Natasha Humera Ejaz – Khwab

With the release of Khwab, Natasha’s three fourths of the way to the complete release of her EP Till the End of Time. 


Many of us were introduced to Natasha through her appearance on Uth Records:


Though on Uth Records we learnt as much from the song as we did from the behind the scenes footage. The Uth Records song wasn’t a performance as much as it was a construction. This is not to meant to be a slight, but an observation of the essence of the recording itself. Natasha’s singing, apt to the melody, is mellow. She fronts the song but is almost an accessory to the song.

You realize when you see this that this song is made by people who think music is bigger than the people in it, that individual performances must show deference to the idea of the song itself. That the art is bigger than the person. So you may come out of the song thinking of Natasha as an artist, but you don’t come out of the song thinking of Natasha as a performer.

But it was obvious to everyone close to her then that if there was one thing that Natasha was, it was a performer. She sings, she dances, she acts, it was almost as if she needed a reason to be on stage. And yet here she was in 2011, providing calming vocals while she studied audio engineering. It’s almost amusing.

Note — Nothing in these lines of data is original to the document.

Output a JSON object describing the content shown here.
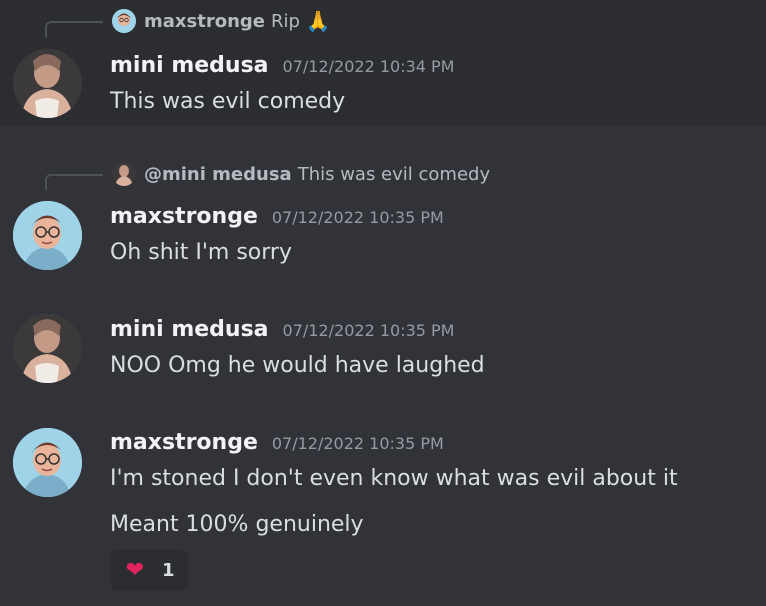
{
  "users": {
    "medusa": {
      "name": "mini medusa",
      "mention": "@mini medusa",
      "avatar_icon": "avatar-photo-icon"
    },
    "max": {
      "name": "maxstronge",
      "avatar_icon": "avatar-cartoon-icon"
    }
  },
  "messages": [
    {
      "author": "mini medusa",
      "time": "07/12/2022 10:34 PM",
      "text": "This was evil comedy",
      "reply": {
        "author": "maxstronge",
        "text": "Rip",
        "emoji": "🙏"
      }
    },
    {
      "author": "maxstronge",
      "time": "07/12/2022 10:35 PM",
      "text": "Oh shit I'm sorry",
      "reply": {
        "author": "@mini medusa",
        "text": "This was evil comedy"
      }
    },
    {
      "author": "mini medusa",
      "time": "07/12/2022 10:35 PM",
      "text": "NOO Omg he would have laughed"
    },
    {
      "author": "maxstronge",
      "time": "07/12/2022 10:35 PM",
      "text": "I'm stoned I don't even know what was evil about it",
      "text2": "Meant 100% genuinely",
      "reaction": {
        "emoji": "❤",
        "count": "1"
      }
    }
  ],
  "colors": {
    "background": "#313338",
    "highlight": "#2b2d31",
    "author": "#f2f3f5",
    "muted": "#949ba4"
  }
}
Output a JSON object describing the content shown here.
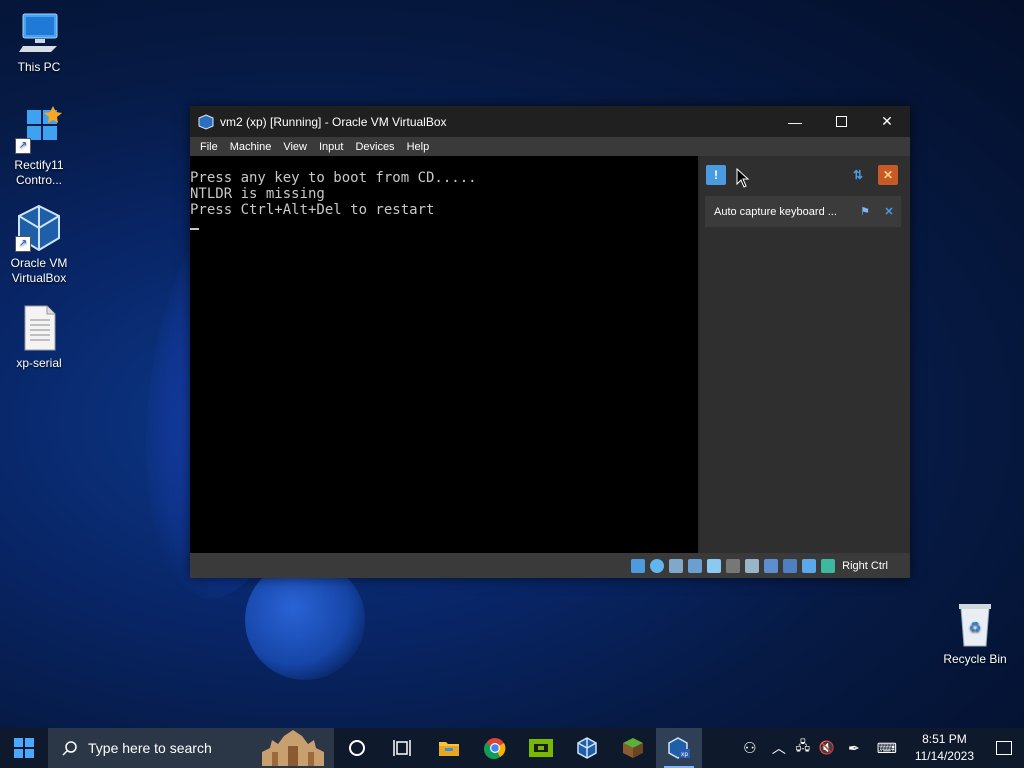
{
  "desktop": {
    "icons": [
      {
        "label": "This PC",
        "icon": "computer-icon"
      },
      {
        "label": "Rectify11 Contro...",
        "icon": "control-panel-icon"
      },
      {
        "label": "Oracle VM VirtualBox",
        "icon": "virtualbox-icon"
      },
      {
        "label": "xp-serial",
        "icon": "text-file-icon"
      },
      {
        "label": "Recycle Bin",
        "icon": "recycle-bin-icon"
      }
    ]
  },
  "window": {
    "title": "vm2 (xp) [Running] - Oracle VM VirtualBox",
    "menu": [
      "File",
      "Machine",
      "View",
      "Input",
      "Devices",
      "Help"
    ],
    "console_lines": [
      "Press any key to boot from CD.....",
      "NTLDR is missing",
      "Press Ctrl+Alt+Del to restart"
    ],
    "notification": "Auto capture keyboard ...",
    "host_key": "Right Ctrl"
  },
  "taskbar": {
    "search_placeholder": "Type here to search",
    "time": "8:51 PM",
    "date": "11/14/2023",
    "apps": [
      "cortana-icon",
      "task-view-icon",
      "file-explorer-icon",
      "chrome-icon",
      "nvidia-icon",
      "virtualbox-icon",
      "minecraft-icon",
      "vm-xp-icon"
    ]
  },
  "colors": {
    "accent": "#7fb4ff",
    "console_text": "#c8c8c8",
    "window_bg": "#2b2b2b"
  }
}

If you need proof that Natasha’s friends are right, look at this:


I would imagine that people who know Natasha well are just waiting for everybody else to figure out what they know to be true. That they are in the midst of something special.

This EP takes us towards that realization.

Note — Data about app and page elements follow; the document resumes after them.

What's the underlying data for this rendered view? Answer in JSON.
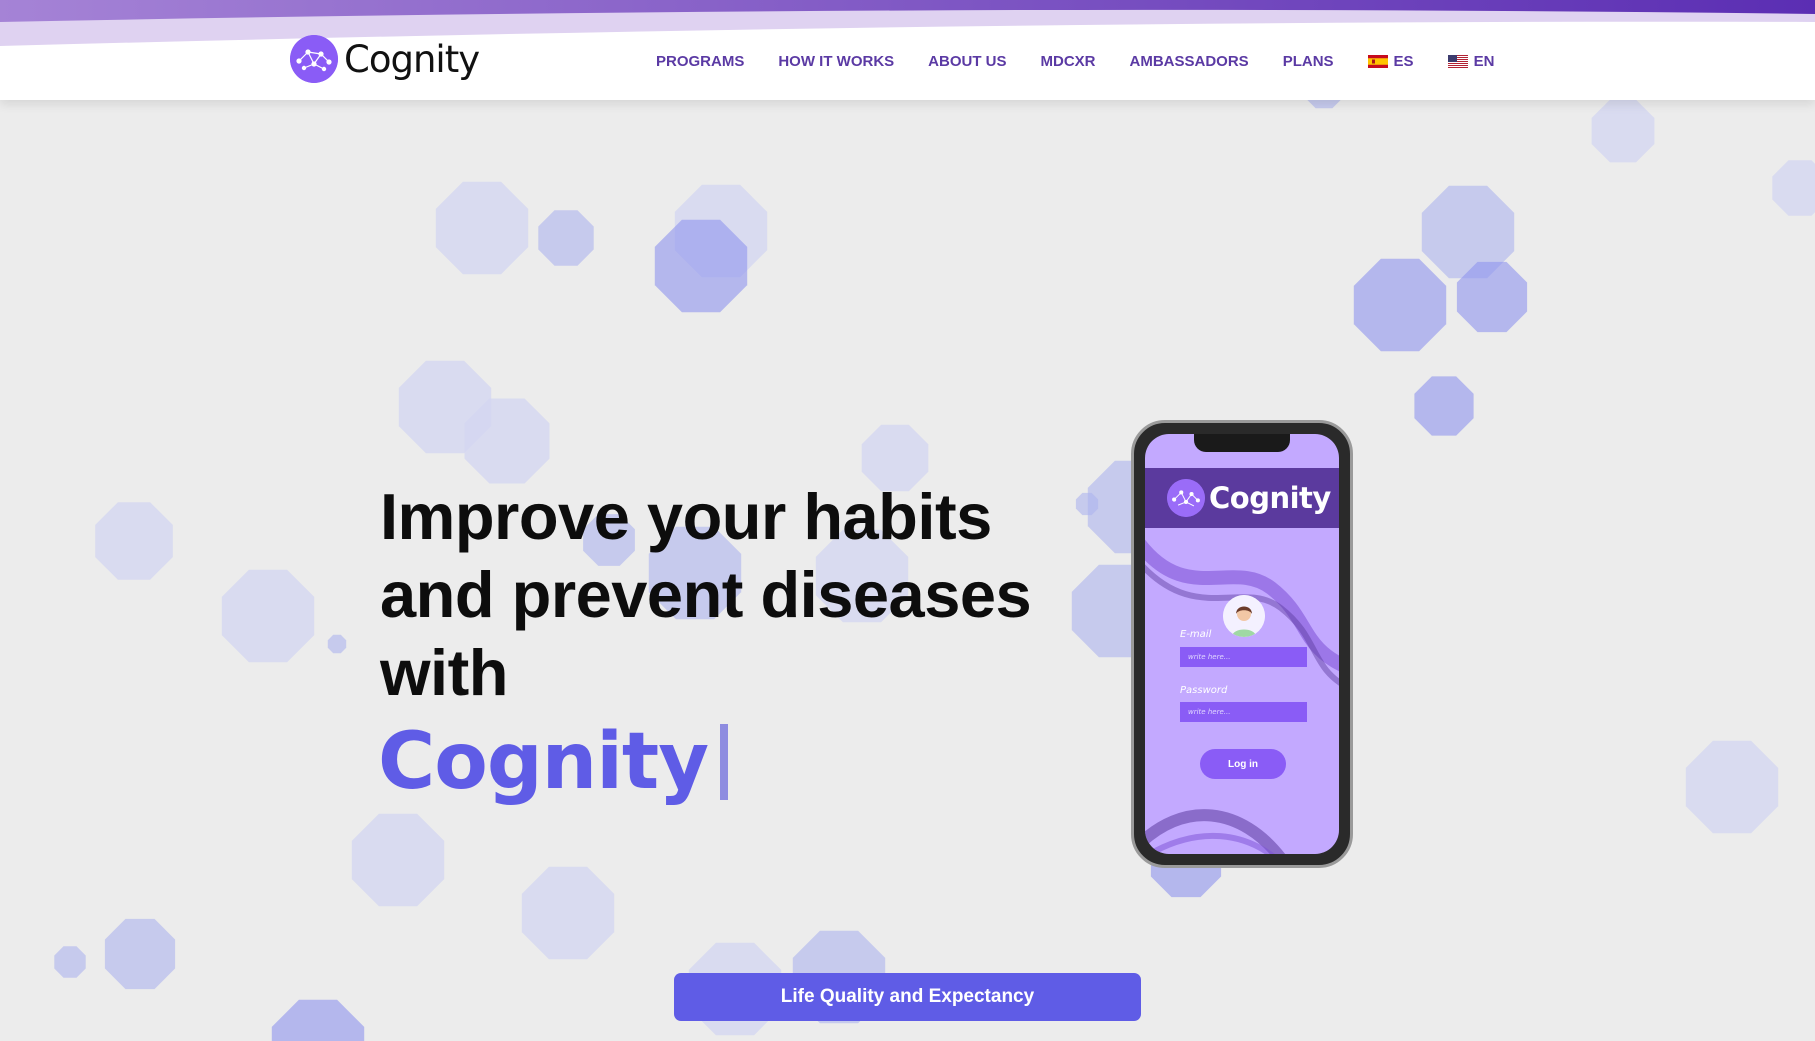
{
  "brand": {
    "name": "Cognity"
  },
  "nav": {
    "items": [
      "PROGRAMS",
      "HOW IT WORKS",
      "ABOUT US",
      "MDCXR",
      "AMBASSADORS",
      "PLANS"
    ],
    "languages": [
      "ES",
      "EN"
    ]
  },
  "hero": {
    "heading_lines": [
      "Improve your habits",
      "and prevent diseases",
      "with"
    ],
    "brand_word": "Cognity"
  },
  "phone": {
    "app_name": "Cognity",
    "email_label": "E-mail",
    "email_placeholder": "write here...",
    "password_label": "Password",
    "password_placeholder": "write here...",
    "login_label": "Log in"
  },
  "cta": {
    "label": "Life Quality and Expectancy"
  },
  "colors": {
    "accent": "#5f5ce6",
    "nav_text": "#5b3aa4",
    "phone_bg": "#c3a9ff",
    "phone_header": "#5b3a9e",
    "header_gradient_start": "#a583d6",
    "header_gradient_end": "#5b2eb3",
    "shape_light": "#d3d6f1",
    "shape_medium": "#aeb4ee",
    "shape_strong": "#8f95ee"
  }
}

The three songs released so far share a spiritual leaning with The Right Way to Fall (her song from Uth Records). But they are more open emotionally,  more real almost in what they are trying to say.

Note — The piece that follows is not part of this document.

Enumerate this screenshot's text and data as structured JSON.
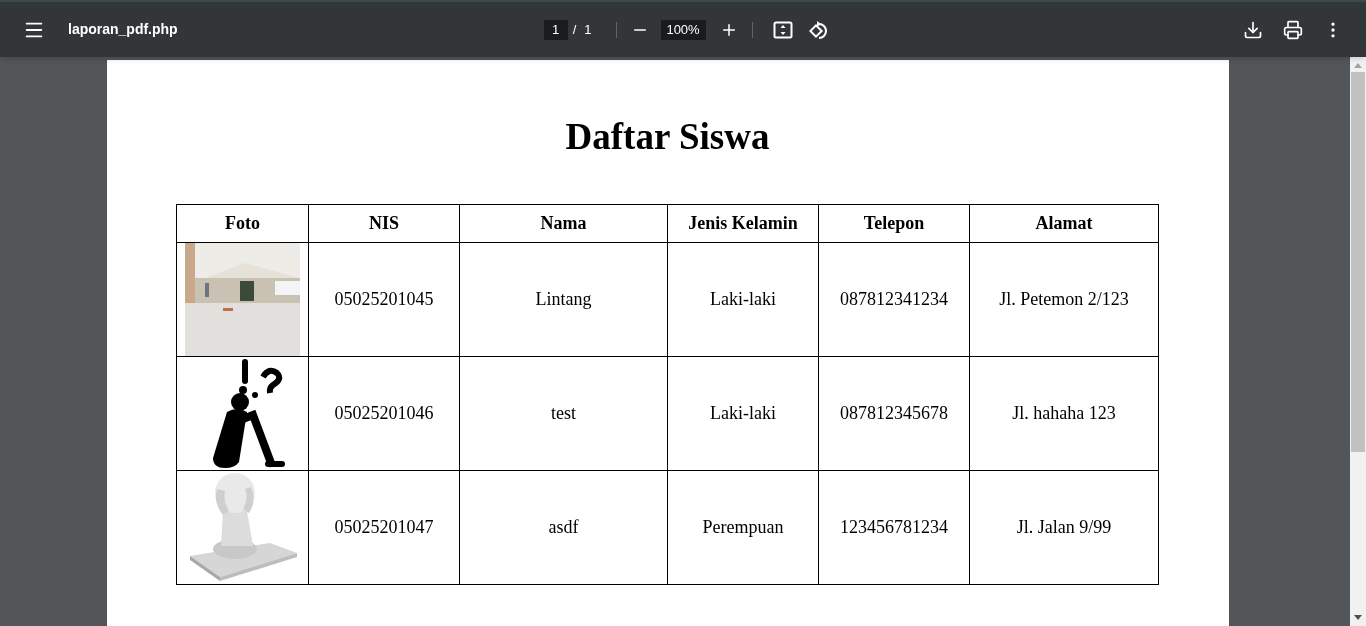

The lyrics are more vulnerable. The music more touching. The band quite stellar. But the video is an homage to Natasha the performer. It is time that we give Natasha’s friends some company in the ‘we-get-it’ section of the audience.

But despite it all, Natasha the performer never becomes bigger than the song. The song has a definite climax – everything moves towards it, yet even when you are there you don’t ever think of Natasha being in your face unless you really look for it. The vocal reaches an impressive crescendo, but everything about the production means that the vocal crescendo doesn’t take over the song.

The analogy here is to guitar players who solo all the time, because they can. The best guitar players only solo when the song demands it. Natasha can solo, you can tell from this song. But even when she gets the song to the point where she can take all the limelight, she doesn’t. The production doesn’t do that because there’s no need to (this is perhaps as much a testament to Natasha as to Omran Shafique the producer). That’s why Natasha the performer is special, because she only shows up when it’ll mean something. Nobody likes a guitarist that’s always shredding.

Zahra Salahuddin had a great chat with Natasha alongside the release of her new video:

Images: How is ‘Khwab’ different from your other music videos?

Natasha: I think I’ve grown a lot in the last three years, so everything that I did prior to this has been really cute and adorable, according to most people. This one is darker, has a little more spunk to it. There’s absolutely nothing other than dance being explored in it, so that’s really interesting.

Totally worth the full read. But that passage in particular, gives a glimpse as to what’s happening. It seems inevitable that there will be a watershed moment, a point where this music goes beyond circles in Karachi into other cities, into the diaspora, everywhere else music from Karachi is supposed to go. The question then, the really interesting one, is how it’ll happen. What is the one moment that changes it all, the moment where we finally all see it.

For Junoon it was Inquilaab, for Ali Zafar it was Channo, for Poor Rich Boy Fair Weather Friend. I don’t know that we’re at that watershed yet, but I know we’re getting there. Because of what Natasha describes: her own growth alongside increased awareness from the audience. At some point the two lines will cross, and that will be when all the hipsters will cry that they found her first. For the moment they can enjoy themselves.